_PROBLEM TO WORK ON_: Among the entries below, count each line holding the word "color". Write only the number.

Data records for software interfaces
%%
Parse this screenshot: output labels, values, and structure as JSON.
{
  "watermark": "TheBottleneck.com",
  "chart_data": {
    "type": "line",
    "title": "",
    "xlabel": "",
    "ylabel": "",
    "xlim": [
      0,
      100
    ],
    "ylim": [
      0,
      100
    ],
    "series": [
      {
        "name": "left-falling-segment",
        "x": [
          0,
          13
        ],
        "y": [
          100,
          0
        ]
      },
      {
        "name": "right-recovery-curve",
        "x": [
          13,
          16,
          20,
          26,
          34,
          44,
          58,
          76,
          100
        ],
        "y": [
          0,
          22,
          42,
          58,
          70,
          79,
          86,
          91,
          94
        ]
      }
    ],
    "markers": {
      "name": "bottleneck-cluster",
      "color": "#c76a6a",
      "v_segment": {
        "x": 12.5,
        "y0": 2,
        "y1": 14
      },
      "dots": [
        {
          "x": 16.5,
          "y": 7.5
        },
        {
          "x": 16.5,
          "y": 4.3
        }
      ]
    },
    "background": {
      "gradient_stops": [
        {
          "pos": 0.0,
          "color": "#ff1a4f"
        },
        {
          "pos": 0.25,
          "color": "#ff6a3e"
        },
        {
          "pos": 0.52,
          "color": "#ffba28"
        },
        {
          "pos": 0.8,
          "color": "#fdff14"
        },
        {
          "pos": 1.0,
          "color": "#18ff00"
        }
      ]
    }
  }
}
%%
_EXERCISE RESPONSE_: 6